Thyroid Disease and Your Period

How do hypothyroidism and hyperthyroidism affect your period?

The butterfly-shaped thyroid gland found at the base of the neck controls multiple systems in your body through the hormones it produces. These hormones (T3 and T4) are carried around by the blood to all parts of the body and controls your metabolism which can affect how fast the heart beats and the rate at which calories are burned in the body. When the thyroid gland produces little to no thyroid hormones, a condition known as hypothyroidism occurs and everything S-L-O-W-S-D-O-W-N, including functions like metabolism, digestion and your reproductive health. On the other hand, when the thyroid gland produces more hormones than the body needs, hyperthyroidism occurs which speeds up body functions and that too can affect your period.

How do hypothyroidism and hyperthyroidism affect your period?

Studies have shown that women are more prone to thyroid disease, experts believe this may be caused by inflammation that can interfere with a woman’s hormonal output and when that happens everything can go haywire!
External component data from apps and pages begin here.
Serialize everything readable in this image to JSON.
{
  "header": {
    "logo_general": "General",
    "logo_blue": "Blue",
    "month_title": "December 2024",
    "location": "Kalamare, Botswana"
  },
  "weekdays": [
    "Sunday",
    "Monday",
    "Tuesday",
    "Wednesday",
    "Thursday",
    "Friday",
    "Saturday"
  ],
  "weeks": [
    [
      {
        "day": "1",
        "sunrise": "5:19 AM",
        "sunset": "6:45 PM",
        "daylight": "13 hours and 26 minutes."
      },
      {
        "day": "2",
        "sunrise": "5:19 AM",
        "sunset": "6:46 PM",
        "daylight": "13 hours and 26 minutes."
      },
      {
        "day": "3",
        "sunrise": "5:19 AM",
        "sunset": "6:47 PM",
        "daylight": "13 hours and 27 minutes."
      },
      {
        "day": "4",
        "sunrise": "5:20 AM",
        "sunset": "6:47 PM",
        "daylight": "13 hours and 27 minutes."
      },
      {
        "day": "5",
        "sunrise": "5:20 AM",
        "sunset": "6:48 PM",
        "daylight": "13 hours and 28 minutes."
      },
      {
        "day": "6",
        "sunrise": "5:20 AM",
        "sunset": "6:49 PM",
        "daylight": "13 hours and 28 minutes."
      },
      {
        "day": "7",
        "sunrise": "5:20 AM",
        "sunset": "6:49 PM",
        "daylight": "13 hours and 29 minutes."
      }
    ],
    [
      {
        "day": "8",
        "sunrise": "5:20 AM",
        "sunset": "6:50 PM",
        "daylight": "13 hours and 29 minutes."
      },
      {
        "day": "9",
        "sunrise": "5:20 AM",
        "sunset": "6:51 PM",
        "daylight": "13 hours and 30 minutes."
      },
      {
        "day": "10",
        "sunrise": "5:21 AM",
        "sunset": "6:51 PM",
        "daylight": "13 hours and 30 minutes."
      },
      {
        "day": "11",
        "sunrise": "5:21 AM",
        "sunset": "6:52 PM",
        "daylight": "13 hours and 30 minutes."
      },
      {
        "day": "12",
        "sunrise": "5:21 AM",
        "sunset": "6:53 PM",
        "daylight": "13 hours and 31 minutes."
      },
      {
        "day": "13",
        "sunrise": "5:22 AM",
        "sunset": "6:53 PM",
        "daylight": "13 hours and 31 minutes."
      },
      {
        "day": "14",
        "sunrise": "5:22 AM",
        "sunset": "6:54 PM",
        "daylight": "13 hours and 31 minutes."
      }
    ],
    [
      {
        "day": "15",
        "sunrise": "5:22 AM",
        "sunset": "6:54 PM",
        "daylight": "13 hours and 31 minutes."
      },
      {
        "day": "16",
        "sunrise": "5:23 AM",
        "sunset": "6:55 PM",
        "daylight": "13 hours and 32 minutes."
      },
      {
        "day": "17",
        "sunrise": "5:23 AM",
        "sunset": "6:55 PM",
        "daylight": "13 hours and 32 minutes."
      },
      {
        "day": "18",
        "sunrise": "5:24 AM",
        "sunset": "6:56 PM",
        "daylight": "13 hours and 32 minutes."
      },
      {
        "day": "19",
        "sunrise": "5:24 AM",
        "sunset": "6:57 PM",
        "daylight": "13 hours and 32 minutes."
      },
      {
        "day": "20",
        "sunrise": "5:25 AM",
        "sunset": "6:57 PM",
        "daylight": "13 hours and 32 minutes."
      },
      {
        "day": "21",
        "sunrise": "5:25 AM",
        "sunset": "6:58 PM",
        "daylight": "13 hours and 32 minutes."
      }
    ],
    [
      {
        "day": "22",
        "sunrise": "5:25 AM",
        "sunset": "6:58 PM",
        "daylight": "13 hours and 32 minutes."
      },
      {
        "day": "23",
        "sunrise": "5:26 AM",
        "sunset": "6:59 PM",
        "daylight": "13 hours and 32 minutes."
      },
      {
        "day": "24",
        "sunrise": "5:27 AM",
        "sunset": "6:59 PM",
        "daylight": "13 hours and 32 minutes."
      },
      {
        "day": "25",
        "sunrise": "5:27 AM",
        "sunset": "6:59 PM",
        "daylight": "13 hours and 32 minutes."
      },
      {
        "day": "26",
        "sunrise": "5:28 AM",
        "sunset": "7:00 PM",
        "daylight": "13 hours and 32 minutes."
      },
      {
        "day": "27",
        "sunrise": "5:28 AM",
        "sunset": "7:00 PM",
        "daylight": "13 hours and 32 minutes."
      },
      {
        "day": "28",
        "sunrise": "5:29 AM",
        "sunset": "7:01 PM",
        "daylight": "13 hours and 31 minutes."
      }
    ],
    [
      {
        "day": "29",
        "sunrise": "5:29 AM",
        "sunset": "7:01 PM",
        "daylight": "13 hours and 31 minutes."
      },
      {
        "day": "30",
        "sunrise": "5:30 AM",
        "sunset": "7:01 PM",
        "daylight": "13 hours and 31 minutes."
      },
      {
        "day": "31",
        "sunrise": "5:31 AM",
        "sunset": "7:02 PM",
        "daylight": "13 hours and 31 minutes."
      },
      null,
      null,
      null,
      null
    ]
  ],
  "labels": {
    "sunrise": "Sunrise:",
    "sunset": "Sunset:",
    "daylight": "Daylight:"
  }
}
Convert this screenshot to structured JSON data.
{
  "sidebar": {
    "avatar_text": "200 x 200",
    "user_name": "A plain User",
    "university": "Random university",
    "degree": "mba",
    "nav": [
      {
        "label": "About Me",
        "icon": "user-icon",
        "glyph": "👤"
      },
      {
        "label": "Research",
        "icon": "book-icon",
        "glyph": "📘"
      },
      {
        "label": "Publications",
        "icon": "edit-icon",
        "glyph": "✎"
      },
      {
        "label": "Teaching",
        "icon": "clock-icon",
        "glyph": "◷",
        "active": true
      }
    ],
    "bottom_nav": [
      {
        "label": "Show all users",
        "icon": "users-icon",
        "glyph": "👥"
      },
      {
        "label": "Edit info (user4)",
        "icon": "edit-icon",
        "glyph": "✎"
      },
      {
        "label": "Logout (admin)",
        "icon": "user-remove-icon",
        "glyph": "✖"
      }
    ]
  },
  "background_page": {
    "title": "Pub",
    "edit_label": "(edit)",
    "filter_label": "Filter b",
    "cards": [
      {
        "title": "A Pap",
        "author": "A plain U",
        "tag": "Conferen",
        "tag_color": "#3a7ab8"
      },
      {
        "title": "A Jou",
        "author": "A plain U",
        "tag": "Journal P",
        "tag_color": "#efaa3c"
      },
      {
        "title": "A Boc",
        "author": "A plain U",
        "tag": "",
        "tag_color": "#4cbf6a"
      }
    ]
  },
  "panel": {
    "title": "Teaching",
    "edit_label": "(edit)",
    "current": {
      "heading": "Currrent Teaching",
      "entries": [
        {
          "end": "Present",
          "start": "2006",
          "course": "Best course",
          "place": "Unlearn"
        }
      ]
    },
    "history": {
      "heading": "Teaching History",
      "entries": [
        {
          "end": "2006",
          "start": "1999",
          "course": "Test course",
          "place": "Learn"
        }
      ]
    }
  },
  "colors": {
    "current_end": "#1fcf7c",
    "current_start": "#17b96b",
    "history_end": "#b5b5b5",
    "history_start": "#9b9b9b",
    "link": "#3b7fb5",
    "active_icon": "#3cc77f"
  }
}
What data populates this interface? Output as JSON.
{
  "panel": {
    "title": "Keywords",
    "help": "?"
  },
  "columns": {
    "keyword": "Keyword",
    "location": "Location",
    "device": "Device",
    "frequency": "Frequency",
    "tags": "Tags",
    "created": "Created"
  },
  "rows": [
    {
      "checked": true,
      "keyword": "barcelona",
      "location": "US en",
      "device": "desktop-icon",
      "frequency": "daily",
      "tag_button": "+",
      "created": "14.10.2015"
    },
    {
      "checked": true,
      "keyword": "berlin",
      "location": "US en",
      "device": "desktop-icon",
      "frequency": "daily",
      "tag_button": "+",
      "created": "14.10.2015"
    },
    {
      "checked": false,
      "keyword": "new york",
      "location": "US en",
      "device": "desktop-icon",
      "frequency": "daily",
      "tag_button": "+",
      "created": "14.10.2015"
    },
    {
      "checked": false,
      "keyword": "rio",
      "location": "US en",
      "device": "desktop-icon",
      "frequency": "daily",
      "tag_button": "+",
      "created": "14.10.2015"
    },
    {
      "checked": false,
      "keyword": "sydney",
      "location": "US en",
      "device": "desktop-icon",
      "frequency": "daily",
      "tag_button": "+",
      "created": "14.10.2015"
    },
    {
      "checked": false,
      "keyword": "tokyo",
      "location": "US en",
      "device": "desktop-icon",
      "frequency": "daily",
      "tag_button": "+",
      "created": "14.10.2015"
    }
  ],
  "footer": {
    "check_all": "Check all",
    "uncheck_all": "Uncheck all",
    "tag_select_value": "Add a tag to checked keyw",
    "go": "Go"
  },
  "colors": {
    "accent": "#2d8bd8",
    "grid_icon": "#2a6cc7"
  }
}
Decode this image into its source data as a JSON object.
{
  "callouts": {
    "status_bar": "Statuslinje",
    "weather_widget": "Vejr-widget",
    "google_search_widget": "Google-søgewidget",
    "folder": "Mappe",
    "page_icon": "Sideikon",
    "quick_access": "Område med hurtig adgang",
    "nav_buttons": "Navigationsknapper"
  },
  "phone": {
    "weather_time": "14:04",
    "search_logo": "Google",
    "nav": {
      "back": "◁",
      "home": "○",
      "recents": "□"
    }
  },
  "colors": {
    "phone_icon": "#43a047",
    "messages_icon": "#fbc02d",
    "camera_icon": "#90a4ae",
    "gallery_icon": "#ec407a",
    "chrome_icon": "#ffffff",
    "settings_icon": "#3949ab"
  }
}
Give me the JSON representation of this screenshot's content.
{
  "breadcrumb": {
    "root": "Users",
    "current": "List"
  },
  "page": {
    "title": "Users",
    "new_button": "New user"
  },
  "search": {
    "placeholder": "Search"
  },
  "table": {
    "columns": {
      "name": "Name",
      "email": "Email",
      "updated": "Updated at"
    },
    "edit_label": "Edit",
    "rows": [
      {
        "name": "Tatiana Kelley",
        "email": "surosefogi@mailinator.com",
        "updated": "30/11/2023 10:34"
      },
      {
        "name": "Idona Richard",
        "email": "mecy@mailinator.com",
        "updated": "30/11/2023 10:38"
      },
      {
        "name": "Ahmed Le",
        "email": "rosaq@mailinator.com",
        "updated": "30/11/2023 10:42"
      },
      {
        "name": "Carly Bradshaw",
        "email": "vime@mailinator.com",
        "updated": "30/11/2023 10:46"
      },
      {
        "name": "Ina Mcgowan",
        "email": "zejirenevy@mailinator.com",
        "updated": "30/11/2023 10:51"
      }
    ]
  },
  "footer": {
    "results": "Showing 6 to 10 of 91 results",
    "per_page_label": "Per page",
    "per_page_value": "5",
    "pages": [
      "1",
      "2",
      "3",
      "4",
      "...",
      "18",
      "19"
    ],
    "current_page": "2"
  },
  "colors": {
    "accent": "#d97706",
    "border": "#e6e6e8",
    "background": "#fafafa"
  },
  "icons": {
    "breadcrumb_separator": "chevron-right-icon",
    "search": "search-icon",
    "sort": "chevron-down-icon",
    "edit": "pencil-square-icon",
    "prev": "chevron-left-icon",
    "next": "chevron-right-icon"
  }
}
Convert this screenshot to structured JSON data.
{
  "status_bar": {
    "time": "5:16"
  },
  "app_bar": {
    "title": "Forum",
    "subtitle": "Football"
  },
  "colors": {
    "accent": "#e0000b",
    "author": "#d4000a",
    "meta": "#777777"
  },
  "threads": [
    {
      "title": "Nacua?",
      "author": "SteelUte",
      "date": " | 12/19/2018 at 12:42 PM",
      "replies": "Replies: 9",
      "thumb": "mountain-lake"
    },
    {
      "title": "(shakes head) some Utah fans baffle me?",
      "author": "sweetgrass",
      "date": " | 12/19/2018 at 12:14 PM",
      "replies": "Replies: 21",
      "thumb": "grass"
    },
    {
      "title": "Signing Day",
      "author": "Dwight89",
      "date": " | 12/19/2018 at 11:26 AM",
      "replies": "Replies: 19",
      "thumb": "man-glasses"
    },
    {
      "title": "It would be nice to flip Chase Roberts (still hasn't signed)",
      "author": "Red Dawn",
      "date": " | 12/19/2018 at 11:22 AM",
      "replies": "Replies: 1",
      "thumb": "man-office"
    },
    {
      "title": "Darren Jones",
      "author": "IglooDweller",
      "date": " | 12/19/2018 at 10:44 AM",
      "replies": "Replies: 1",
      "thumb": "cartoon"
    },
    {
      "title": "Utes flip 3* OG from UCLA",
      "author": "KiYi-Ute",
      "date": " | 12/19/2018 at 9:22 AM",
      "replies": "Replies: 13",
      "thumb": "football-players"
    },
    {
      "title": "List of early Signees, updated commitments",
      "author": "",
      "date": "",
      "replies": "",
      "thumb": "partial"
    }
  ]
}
Hypothyroidism can cause multiple systems in the body to behave badly, that includes your reproductive system and menstrual flow. Thyroid hormones play an important role in women’s reproduction, and if they thyroid is not functioning properly it can lead to heavier cramping, acute PMS, menstrual irregularities and even infertility.

Side effects of hypothyroidism can lead to slow menstrual flow and sometimes your period can stop altogether. But, if you have hyperthyroidism, your period can be very heavy and sometimes you can get spotting in between period. And, some patients have indicated that the time in between their period is much shorter, so instead of having a 28 day cycle it can be even less. Too much or too little thyroid hormone can make the menstrual flow to either be heavy, light or irregular. It can also lead to the total stoppage of menstrual flow for months or even longer.

Other effects include

■      Early menopause

■      Problems getting pregnant

■      Likelihood of miscarriage

■      It can also lead to stillbirth

 

Treatment of hypothyroidism, as well as a healthy lifestyle, can help with thyroid problems associated with menstruation. Maintaining a sugar-free diet, gluten-free, probiotics, and Selenium foods can help address thyroid problems. Also, eating foods that do not promote inflammation can help reverse or manage thyroid disease.